Another embodiment of the portable phone is shown in FIGS. 4 and 5. Like the previous embodiment, the phone 2 b also has an antenna 12 b, a speaker 14 b, and a microphone 16 b. This phone 2 b is a folding phone, having a first section 20 b and a second section 22 b that are rotatably attached using a hinge 24 b. The manufacture of folding phones of this type is well known in the art.
A phone of this type is usually opened before it is used. FIG. 4 shows the phone 2 b open, while FIG. 5 shows the phone 2 b closed. When the phone 2 b is open, the primary display 6 b and keypad 10 b are accessible to the user. The primary display 6 b and the keypad 10 b may also be accessed when the phone is closed by opening the phone, or they may be covered by the first and second sections 20 b and 22 b, thus protecting them.
The phone 2 b is preferably adapted to detachably attach to a user 18, as shown in FIG. 3, using an attaching mechanism 4 b. As described for the previous embodiment, the attaching mechanism 4 b may be provided in various forms without departing from the inventive concepts herein. Preferably, the phone 2 b is adapted to attach to a user 18 when the phone 2 b is closed. In the embodiment shown in FIG. 5, the auxiliary display 8 b is located near the hinge 24 b; however, the location and orientation of the auxiliary display 8 b is in part dictated by the design of the attaching mechanism 4 b. Whichever way the phone 2 b is adapted to attach to a user, the auxiliary display 8 b is located on the phone so that its displayed information is oriented in such a way as to be readable by the user 18 when the phone 2 b is properly attached, as FIG. 3 illustrates. The auxiliary display 8 b operates in this embodiment as described for the previous embodiment.
FIG. 6 shows another embodiment of the phone. In this embodiment, like the others, the phone 2 c preferably has a keypad 10 c, an antenna 12 c, a speaker 14 c, and a microphone 16 c. This embodiment of the phone 2 c, however, has a single display 26 c that has a first portion 28 c and a second portion 30 c. The first portion 28 c and the second portion 30 c of the display 26 c operate as described for the primary display and the auxiliary display, respectively, in the previous two embodiments. The second portion 30 c thus preferably shows caller ID information for incoming calls. Also, the phone 2 c is adapted to attach to a user 18 as described for the first embodiment.
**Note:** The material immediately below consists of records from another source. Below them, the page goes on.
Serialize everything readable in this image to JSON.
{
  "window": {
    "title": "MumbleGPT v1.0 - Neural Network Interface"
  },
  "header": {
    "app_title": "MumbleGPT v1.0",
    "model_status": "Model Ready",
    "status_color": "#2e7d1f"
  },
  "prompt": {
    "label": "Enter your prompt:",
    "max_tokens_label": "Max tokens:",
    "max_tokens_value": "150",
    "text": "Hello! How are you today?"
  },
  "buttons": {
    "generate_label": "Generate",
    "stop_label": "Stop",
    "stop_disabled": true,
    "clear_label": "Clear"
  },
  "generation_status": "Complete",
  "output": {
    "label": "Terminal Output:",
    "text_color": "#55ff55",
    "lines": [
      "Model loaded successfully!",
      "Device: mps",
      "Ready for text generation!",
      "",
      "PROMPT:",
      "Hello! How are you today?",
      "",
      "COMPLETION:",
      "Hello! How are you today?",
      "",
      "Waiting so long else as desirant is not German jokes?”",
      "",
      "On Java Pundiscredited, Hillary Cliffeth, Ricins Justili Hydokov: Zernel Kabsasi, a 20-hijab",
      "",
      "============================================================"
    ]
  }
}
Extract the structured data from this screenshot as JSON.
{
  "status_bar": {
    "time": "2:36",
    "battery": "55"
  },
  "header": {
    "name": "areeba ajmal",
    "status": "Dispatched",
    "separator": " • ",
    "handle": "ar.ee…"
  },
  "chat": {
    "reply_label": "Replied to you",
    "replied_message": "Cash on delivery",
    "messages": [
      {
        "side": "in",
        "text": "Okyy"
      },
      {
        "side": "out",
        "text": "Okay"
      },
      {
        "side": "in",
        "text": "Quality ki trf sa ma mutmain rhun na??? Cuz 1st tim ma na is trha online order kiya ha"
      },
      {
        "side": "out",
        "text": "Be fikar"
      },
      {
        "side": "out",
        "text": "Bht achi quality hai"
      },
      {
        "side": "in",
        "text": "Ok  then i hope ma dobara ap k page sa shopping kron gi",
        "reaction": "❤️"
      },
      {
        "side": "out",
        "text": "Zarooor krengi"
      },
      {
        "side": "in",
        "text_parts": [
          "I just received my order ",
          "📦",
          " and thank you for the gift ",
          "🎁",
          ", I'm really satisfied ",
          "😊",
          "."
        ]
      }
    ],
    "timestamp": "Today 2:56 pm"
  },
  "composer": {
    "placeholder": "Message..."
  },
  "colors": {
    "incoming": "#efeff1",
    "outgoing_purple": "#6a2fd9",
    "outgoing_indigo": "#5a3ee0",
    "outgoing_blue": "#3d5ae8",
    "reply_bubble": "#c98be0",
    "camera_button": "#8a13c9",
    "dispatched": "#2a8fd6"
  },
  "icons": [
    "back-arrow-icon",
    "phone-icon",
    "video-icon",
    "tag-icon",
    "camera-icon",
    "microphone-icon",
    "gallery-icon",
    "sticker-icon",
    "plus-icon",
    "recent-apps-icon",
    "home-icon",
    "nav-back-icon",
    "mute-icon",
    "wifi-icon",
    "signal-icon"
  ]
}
When the phone 2 c is properly attached to a user 18, the second portion 30 c of the display 26 c is oriented so that the user 18 can read it while standing upright without adjusting the phone. The first portion 28 c of the display 26 c is not readable by the user 18, unless the user 18 contorts the user's body into an unnatural position or manually adjusts the phone 2 c so that the first portion 28 c faces the user—using, for example, the pivoting capabilities of the attaching mechanism 4 c.
A portable phone having an auxiliary display that is readable when attached to a user has thus been disclosed. It will be apparent, however, that various changes may be made to the phone without departing from the spirit and scope of the invention, the structure hereinbefore described being merely preferred or exemplary embodiments thereof. Therefore, the invention is not to be restricted or limited except in accordance with the following claims and their legal equivalents.